__What needs to be done__
Return a copy of every line in the data below that contains "icon".

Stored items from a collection
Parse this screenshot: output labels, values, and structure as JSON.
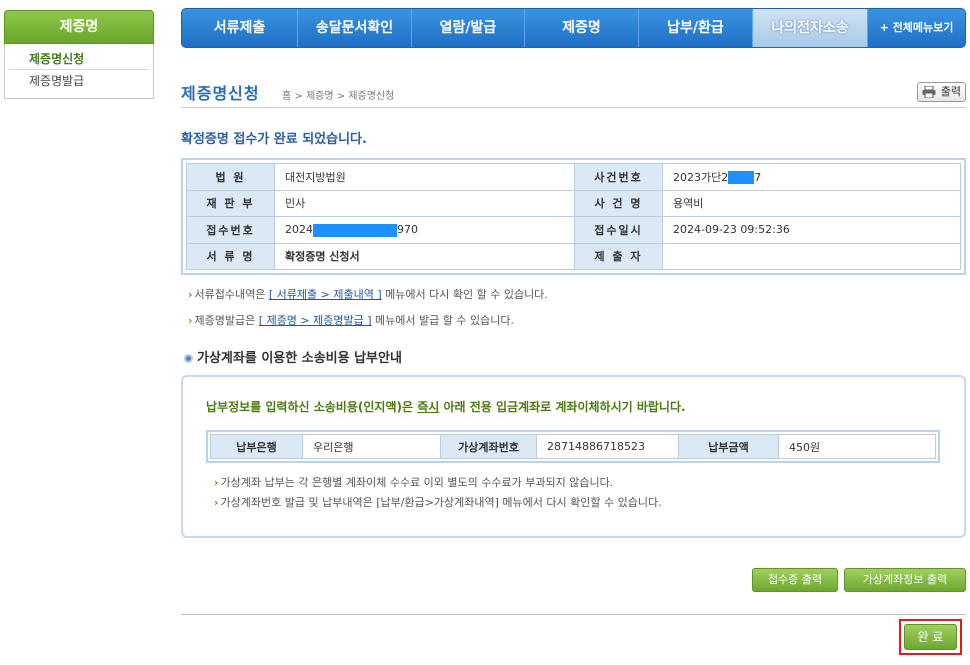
{
  "sidebar": {
    "title": "제증명",
    "items": [
      {
        "label": "제증명신청",
        "active": true
      },
      {
        "label": "제증명발급",
        "active": false
      }
    ]
  },
  "topnav": {
    "items": [
      "서류제출",
      "송달문서확인",
      "열람/발급",
      "제증명",
      "납부/환급",
      "나의전자소송"
    ],
    "all_menu": "+ 전체메뉴보기"
  },
  "page": {
    "title": "제증명신청",
    "breadcrumb": [
      "홈",
      "제증명",
      "제증명신청"
    ],
    "print_label": "출력",
    "complete_message": "확정증명 접수가 완료 되었습니다."
  },
  "info": {
    "court_label": "법 원",
    "court_value": "대전지방법원",
    "case_no_label": "사건번호",
    "case_no_prefix": "2023가단2",
    "case_no_suffix": "7",
    "division_label": "재 판 부",
    "division_value": "민사",
    "case_name_label": "사 건 명",
    "case_name_value": "용역비",
    "receipt_no_label": "접수번호",
    "receipt_no_prefix": "2024",
    "receipt_no_suffix": "970",
    "receipt_dt_label": "접수일시",
    "receipt_dt_value": "2024-09-23 09:52:36",
    "doc_name_label": "서 류 명",
    "doc_name_value": "확정증명 신청서",
    "submitter_label": "제 출 자",
    "submitter_value": ""
  },
  "notes": {
    "n1_pre": "서류접수내역은",
    "n1_link": "[ 서류제출 > 제출내역 ]",
    "n1_post": "메뉴에서 다시 확인 할 수 있습니다.",
    "n2_pre": "제증명발급은",
    "n2_link": "[ 제증명 > 제증명발급 ]",
    "n2_post": "메뉴에서 발급 할 수 있습니다."
  },
  "virtual_account": {
    "section_title": "가상계좌를 이용한 소송비용 납부안내",
    "msg_pre": "납부정보를 입력하신 소송비용(인지액)은",
    "msg_emph": "즉시",
    "msg_post": "아래 전용 입금계좌로 계좌이체하시기 바랍니다.",
    "bank_label": "납부은행",
    "bank_value": "우리은행",
    "account_label": "가상계좌번호",
    "account_value": "28714886718523",
    "amount_label": "납부금액",
    "amount_value": "450원",
    "note1": "가상계좌 납부는 각 은행별 계좌이체 수수료 이외 별도의 수수료가 부과되지 않습니다.",
    "note2": "가상계좌번호 발급 및 납부내역은 [납부/환급>가상계좌내역] 메뉴에서 다시 확인할 수 있습니다."
  },
  "buttons": {
    "receipt_print": "접수증 출력",
    "account_print": "가상계좌정보 출력",
    "done": "완 료"
  },
  "colors": {
    "nav_blue": "#2a83d6",
    "sidebar_green": "#7cb93a",
    "button_green": "#86bd45",
    "highlight_red": "#e11c1c",
    "redaction_blue": "#1e90ff"
  }
}
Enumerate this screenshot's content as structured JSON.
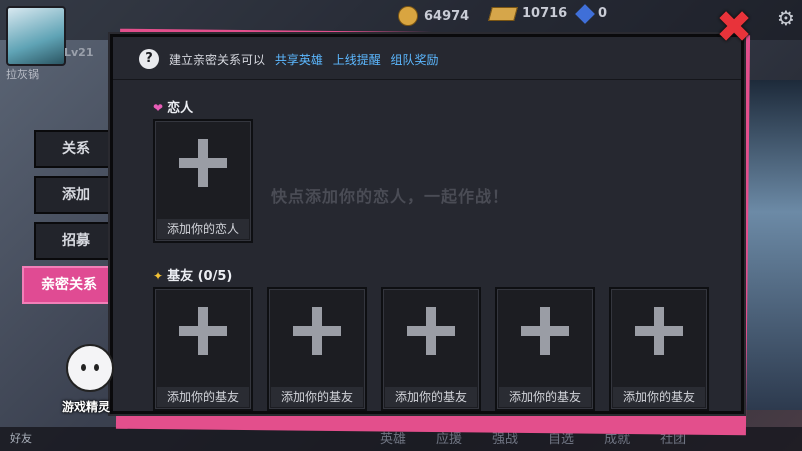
{
  "player": {
    "level": "Lv21",
    "name": "拉灰锅"
  },
  "currencies": [
    {
      "icon": "gold-coin-icon",
      "value": "64974"
    },
    {
      "icon": "gold-bar-icon",
      "value": "10716"
    },
    {
      "icon": "gem-icon",
      "value": "0"
    }
  ],
  "tabs": [
    {
      "label": "关系",
      "active": false
    },
    {
      "label": "添加",
      "active": false
    },
    {
      "label": "招募",
      "active": false
    },
    {
      "label": "亲密关系",
      "active": true
    }
  ],
  "tip": {
    "text": "建立亲密关系可以",
    "links": [
      "共享英雄",
      "上线提醒",
      "组队奖励"
    ]
  },
  "lover_section": {
    "title": "恋人",
    "slot_label": "添加你的恋人",
    "hint": "快点添加你的恋人，一起作战！"
  },
  "buddy_section": {
    "title": "基友 (0/5)",
    "slots": [
      "添加你的基友",
      "添加你的基友",
      "添加你的基友",
      "添加你的基友",
      "添加你的基友"
    ]
  },
  "fairy": {
    "label": "游戏精灵"
  },
  "friend_label": "好友",
  "bottom_nav": [
    "英雄",
    "应援",
    "强战",
    "自选",
    "成就",
    "社团"
  ],
  "colors": {
    "accent": "#e04b93",
    "link": "#5cb8ff",
    "close": "#e8333a"
  }
}
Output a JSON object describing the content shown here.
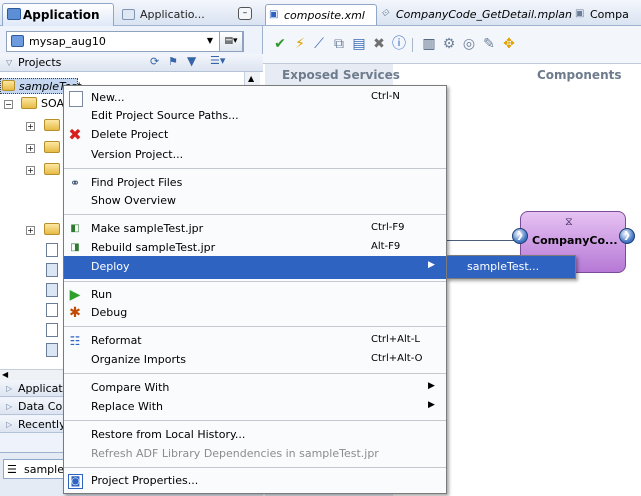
{
  "left_panel": {
    "tabs": {
      "active": "Application",
      "inactive": "Applicatio..."
    },
    "app_combo": {
      "value": "mysap_aug10"
    },
    "projects_label": "Projects",
    "tree": {
      "selected": "sampleTest",
      "child": "SOA"
    },
    "accordion": [
      "Applicat",
      "Data Co",
      "Recently"
    ],
    "bottom_tab": "sampleT"
  },
  "editor": {
    "tabs": [
      "composite.xml",
      "CompanyCode_GetDetail.mplan",
      "Compa"
    ],
    "lanes": {
      "exposed_services": "Exposed Services",
      "components": "Components"
    },
    "component_label": "CompanyCo..."
  },
  "context_menu": {
    "items": [
      {
        "label": "New...",
        "accel": "Ctrl-N",
        "icon": "new-icon"
      },
      {
        "label": "Edit Project Source Paths..."
      },
      {
        "label": "Delete Project",
        "icon": "delete-icon"
      },
      {
        "label": "Version Project..."
      },
      {
        "label": "Find Project Files",
        "icon": "binoculars-icon"
      },
      {
        "label": "Show Overview"
      },
      {
        "label": "Make sampleTest.jpr",
        "accel": "Ctrl-F9",
        "icon": "make-icon"
      },
      {
        "label": "Rebuild sampleTest.jpr",
        "accel": "Alt-F9",
        "icon": "rebuild-icon"
      },
      {
        "label": "Deploy",
        "submenu": true
      },
      {
        "label": "Run",
        "icon": "run-icon"
      },
      {
        "label": "Debug",
        "icon": "debug-icon"
      },
      {
        "label": "Reformat",
        "accel": "Ctrl+Alt-L",
        "icon": "reformat-icon"
      },
      {
        "label": "Organize Imports",
        "accel": "Ctrl+Alt-O"
      },
      {
        "label": "Compare With",
        "submenu": true
      },
      {
        "label": "Replace With",
        "submenu": true
      },
      {
        "label": "Restore from Local History..."
      },
      {
        "label": "Refresh ADF Library Dependencies in sampleTest.jpr",
        "disabled": true
      },
      {
        "label": "Project Properties...",
        "icon": "properties-icon"
      }
    ],
    "deploy_submenu": [
      "sampleTest..."
    ]
  },
  "colors": {
    "menu_highlight": "#2f63c2",
    "component_fill": "#c58fe0",
    "panel_bg": "#eef3fb"
  }
}
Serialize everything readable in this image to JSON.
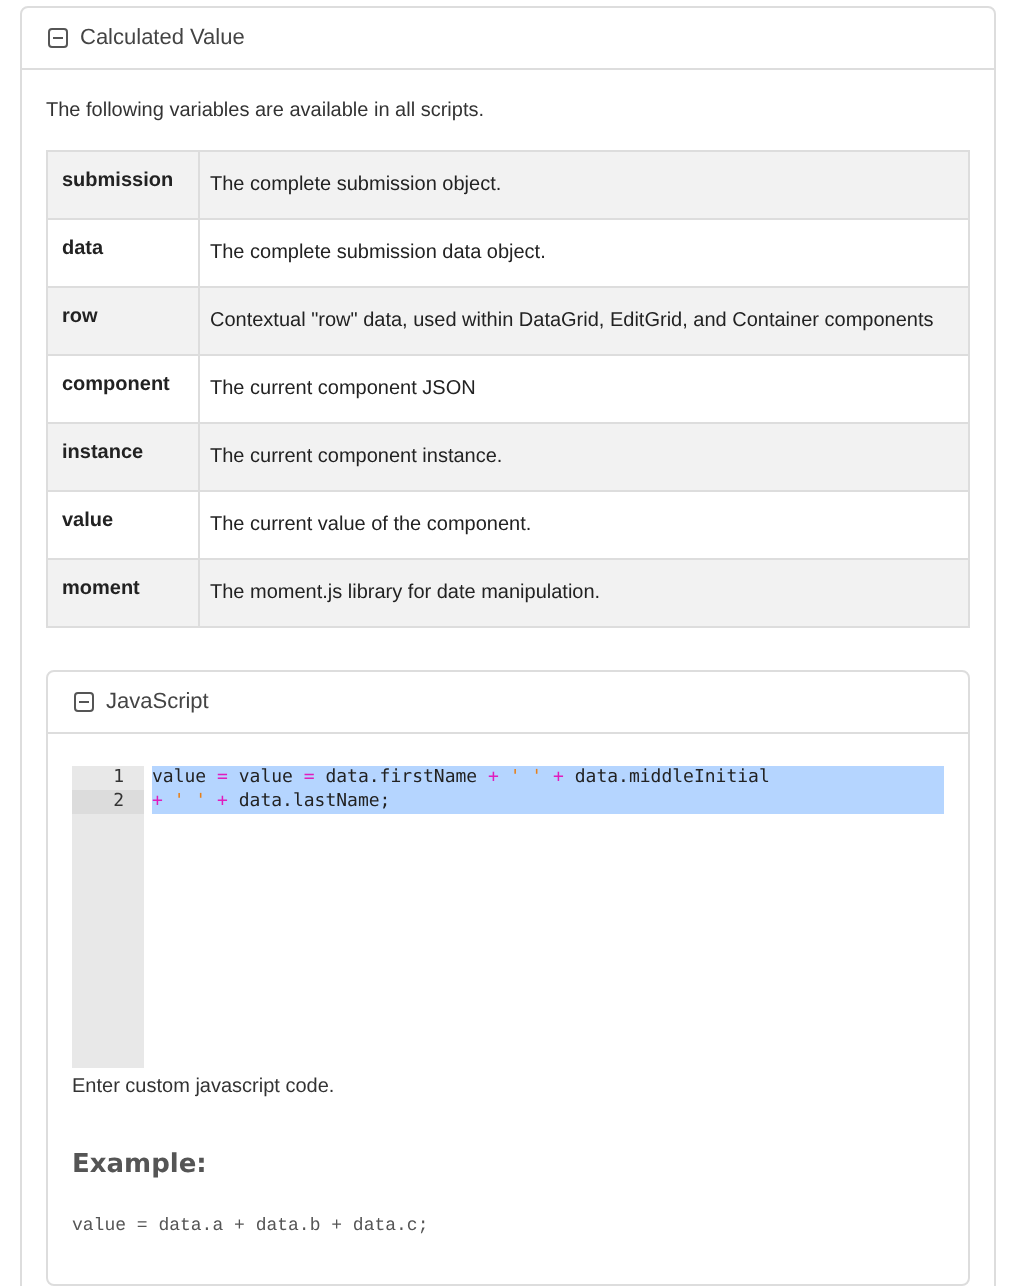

__Result of the exercise__
      "icon": "gold-coin-icon",
      "icon": "gold-bar-icon",
      "icon": "gem-icon",
        "icon": "new-icon"
        "icon": "delete-icon"
        "icon": "binoculars-icon"
        "icon": "make-icon"
        "icon": "rebuild-icon"
        "icon": "run-icon"
        "icon": "debug-icon"
        "icon": "reformat-icon"
        "icon": "properties-icon"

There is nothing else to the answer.